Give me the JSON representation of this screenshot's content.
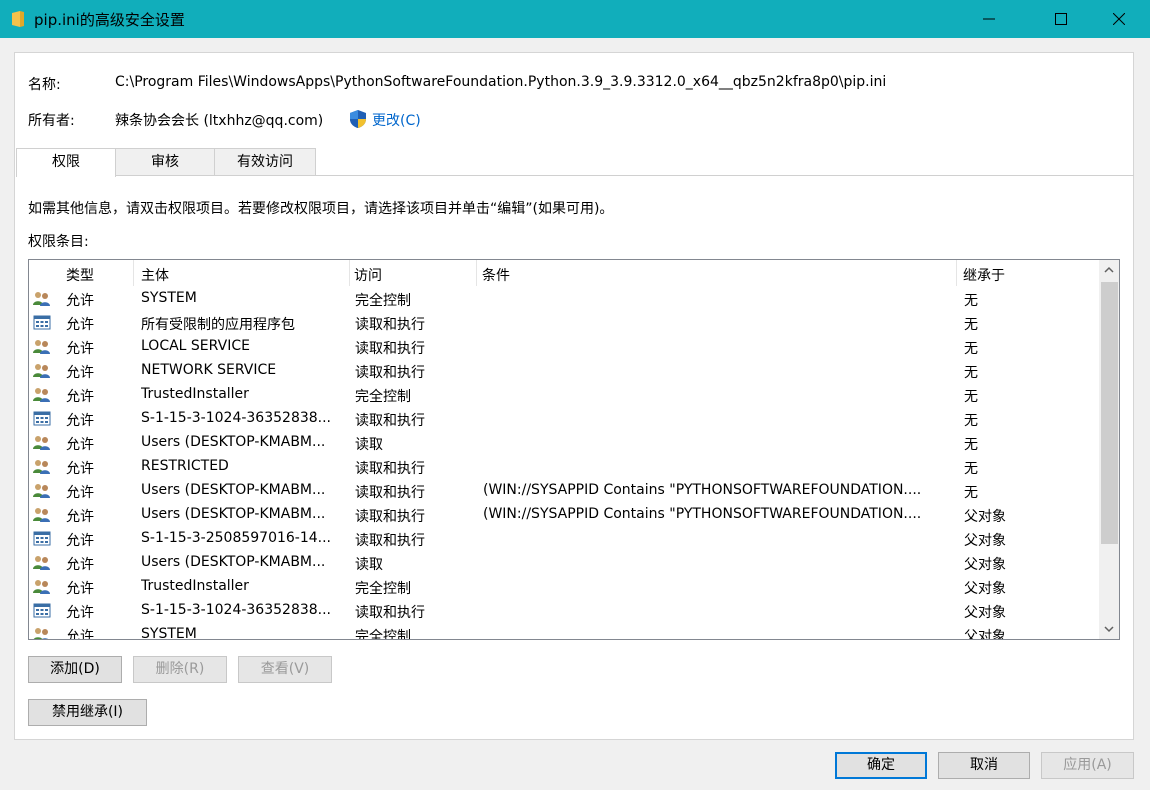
{
  "window": {
    "title": "pip.ini的高级安全设置"
  },
  "info": {
    "name_label": "名称:",
    "name_value": "C:\\Program Files\\WindowsApps\\PythonSoftwareFoundation.Python.3.9_3.9.3312.0_x64__qbz5n2kfra8p0\\pip.ini",
    "owner_label": "所有者:",
    "owner_value": "辣条协会会长 (ltxhhz@qq.com)",
    "change_link": "更改(C)"
  },
  "tabs": [
    "权限",
    "审核",
    "有效访问"
  ],
  "instructions": "如需其他信息，请双击权限项目。若要修改权限项目，请选择该项目并单击“编辑”(如果可用)。",
  "list_label": "权限条目:",
  "columns": [
    "类型",
    "主体",
    "访问",
    "条件",
    "继承于"
  ],
  "rows": [
    {
      "icon": "user-group-icon",
      "type": "允许",
      "principal": "SYSTEM",
      "access": "完全控制",
      "condition": "",
      "inherited": "无"
    },
    {
      "icon": "app-package-icon",
      "type": "允许",
      "principal": "所有受限制的应用程序包",
      "access": "读取和执行",
      "condition": "",
      "inherited": "无"
    },
    {
      "icon": "user-group-icon",
      "type": "允许",
      "principal": "LOCAL SERVICE",
      "access": "读取和执行",
      "condition": "",
      "inherited": "无"
    },
    {
      "icon": "user-group-icon",
      "type": "允许",
      "principal": "NETWORK SERVICE",
      "access": "读取和执行",
      "condition": "",
      "inherited": "无"
    },
    {
      "icon": "user-group-icon",
      "type": "允许",
      "principal": "TrustedInstaller",
      "access": "完全控制",
      "condition": "",
      "inherited": "无"
    },
    {
      "icon": "app-package-icon",
      "type": "允许",
      "principal": "S-1-15-3-1024-36352838...",
      "access": "读取和执行",
      "condition": "",
      "inherited": "无"
    },
    {
      "icon": "user-group-icon",
      "type": "允许",
      "principal": "Users (DESKTOP-KMABM...",
      "access": "读取",
      "condition": "",
      "inherited": "无"
    },
    {
      "icon": "user-group-icon",
      "type": "允许",
      "principal": "RESTRICTED",
      "access": "读取和执行",
      "condition": "",
      "inherited": "无"
    },
    {
      "icon": "user-group-icon",
      "type": "允许",
      "principal": "Users (DESKTOP-KMABM...",
      "access": "读取和执行",
      "condition": "(WIN://SYSAPPID Contains \"PYTHONSOFTWAREFOUNDATION....",
      "inherited": "无"
    },
    {
      "icon": "user-group-icon",
      "type": "允许",
      "principal": "Users (DESKTOP-KMABM...",
      "access": "读取和执行",
      "condition": "(WIN://SYSAPPID Contains \"PYTHONSOFTWAREFOUNDATION....",
      "inherited": "父对象"
    },
    {
      "icon": "app-package-icon",
      "type": "允许",
      "principal": "S-1-15-3-2508597016-14...",
      "access": "读取和执行",
      "condition": "",
      "inherited": "父对象"
    },
    {
      "icon": "user-group-icon",
      "type": "允许",
      "principal": "Users (DESKTOP-KMABM...",
      "access": "读取",
      "condition": "",
      "inherited": "父对象"
    },
    {
      "icon": "user-group-icon",
      "type": "允许",
      "principal": "TrustedInstaller",
      "access": "完全控制",
      "condition": "",
      "inherited": "父对象"
    },
    {
      "icon": "app-package-icon",
      "type": "允许",
      "principal": "S-1-15-3-1024-36352838...",
      "access": "读取和执行",
      "condition": "",
      "inherited": "父对象"
    },
    {
      "icon": "user-group-icon",
      "type": "允许",
      "principal": "SYSTEM",
      "access": "完全控制",
      "condition": "",
      "inherited": "父对象"
    }
  ],
  "buttons": {
    "add": "添加(D)",
    "remove": "删除(R)",
    "view": "查看(V)",
    "disable_inheritance": "禁用继承(I)",
    "ok": "确定",
    "cancel": "取消",
    "apply": "应用(A)"
  },
  "colors": {
    "titlebar": "#11aebb",
    "link": "#0066cc",
    "default_button_border": "#0078d7"
  }
}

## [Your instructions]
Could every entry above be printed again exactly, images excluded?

## [Exercise response]
Give me the JSON representation of this screenshot's content.
{
  "window": {
    "title": "pip.ini的高级安全设置"
  },
  "info": {
    "name_label": "名称:",
    "name_value": "C:\\Program Files\\WindowsApps\\PythonSoftwareFoundation.Python.3.9_3.9.3312.0_x64__qbz5n2kfra8p0\\pip.ini",
    "owner_label": "所有者:",
    "owner_value": "辣条协会会长 (ltxhhz@qq.com)",
    "change_link": "更改(C)"
  },
  "tabs": [
    "权限",
    "审核",
    "有效访问"
  ],
  "instructions": "如需其他信息，请双击权限项目。若要修改权限项目，请选择该项目并单击“编辑”(如果可用)。",
  "list_label": "权限条目:",
  "columns": [
    "类型",
    "主体",
    "访问",
    "条件",
    "继承于"
  ],
  "rows": [
    {
      "icon": "user-group-icon",
      "type": "允许",
      "principal": "SYSTEM",
      "access": "完全控制",
      "condition": "",
      "inherited": "无"
    },
    {
      "icon": "app-package-icon",
      "type": "允许",
      "principal": "所有受限制的应用程序包",
      "access": "读取和执行",
      "condition": "",
      "inherited": "无"
    },
    {
      "icon": "user-group-icon",
      "type": "允许",
      "principal": "LOCAL SERVICE",
      "access": "读取和执行",
      "condition": "",
      "inherited": "无"
    },
    {
      "icon": "user-group-icon",
      "type": "允许",
      "principal": "NETWORK SERVICE",
      "access": "读取和执行",
      "condition": "",
      "inherited": "无"
    },
    {
      "icon": "user-group-icon",
      "type": "允许",
      "principal": "TrustedInstaller",
      "access": "完全控制",
      "condition": "",
      "inherited": "无"
    },
    {
      "icon": "app-package-icon",
      "type": "允许",
      "principal": "S-1-15-3-1024-36352838...",
      "access": "读取和执行",
      "condition": "",
      "inherited": "无"
    },
    {
      "icon": "user-group-icon",
      "type": "允许",
      "principal": "Users (DESKTOP-KMABM...",
      "access": "读取",
      "condition": "",
      "inherited": "无"
    },
    {
      "icon": "user-group-icon",
      "type": "允许",
      "principal": "RESTRICTED",
      "access": "读取和执行",
      "condition": "",
      "inherited": "无"
    },
    {
      "icon": "user-group-icon",
      "type": "允许",
      "principal": "Users (DESKTOP-KMABM...",
      "access": "读取和执行",
      "condition": "(WIN://SYSAPPID Contains \"PYTHONSOFTWAREFOUNDATION....",
      "inherited": "无"
    },
    {
      "icon": "user-group-icon",
      "type": "允许",
      "principal": "Users (DESKTOP-KMABM...",
      "access": "读取和执行",
      "condition": "(WIN://SYSAPPID Contains \"PYTHONSOFTWAREFOUNDATION....",
      "inherited": "父对象"
    },
    {
      "icon": "app-package-icon",
      "type": "允许",
      "principal": "S-1-15-3-2508597016-14...",
      "access": "读取和执行",
      "condition": "",
      "inherited": "父对象"
    },
    {
      "icon": "user-group-icon",
      "type": "允许",
      "principal": "Users (DESKTOP-KMABM...",
      "access": "读取",
      "condition": "",
      "inherited": "父对象"
    },
    {
      "icon": "user-group-icon",
      "type": "允许",
      "principal": "TrustedInstaller",
      "access": "完全控制",
      "condition": "",
      "inherited": "父对象"
    },
    {
      "icon": "app-package-icon",
      "type": "允许",
      "principal": "S-1-15-3-1024-36352838...",
      "access": "读取和执行",
      "condition": "",
      "inherited": "父对象"
    },
    {
      "icon": "user-group-icon",
      "type": "允许",
      "principal": "SYSTEM",
      "access": "完全控制",
      "condition": "",
      "inherited": "父对象"
    }
  ],
  "buttons": {
    "add": "添加(D)",
    "remove": "删除(R)",
    "view": "查看(V)",
    "disable_inheritance": "禁用继承(I)",
    "ok": "确定",
    "cancel": "取消",
    "apply": "应用(A)"
  },
  "colors": {
    "titlebar": "#11aebb",
    "link": "#0066cc",
    "default_button_border": "#0078d7"
  }
}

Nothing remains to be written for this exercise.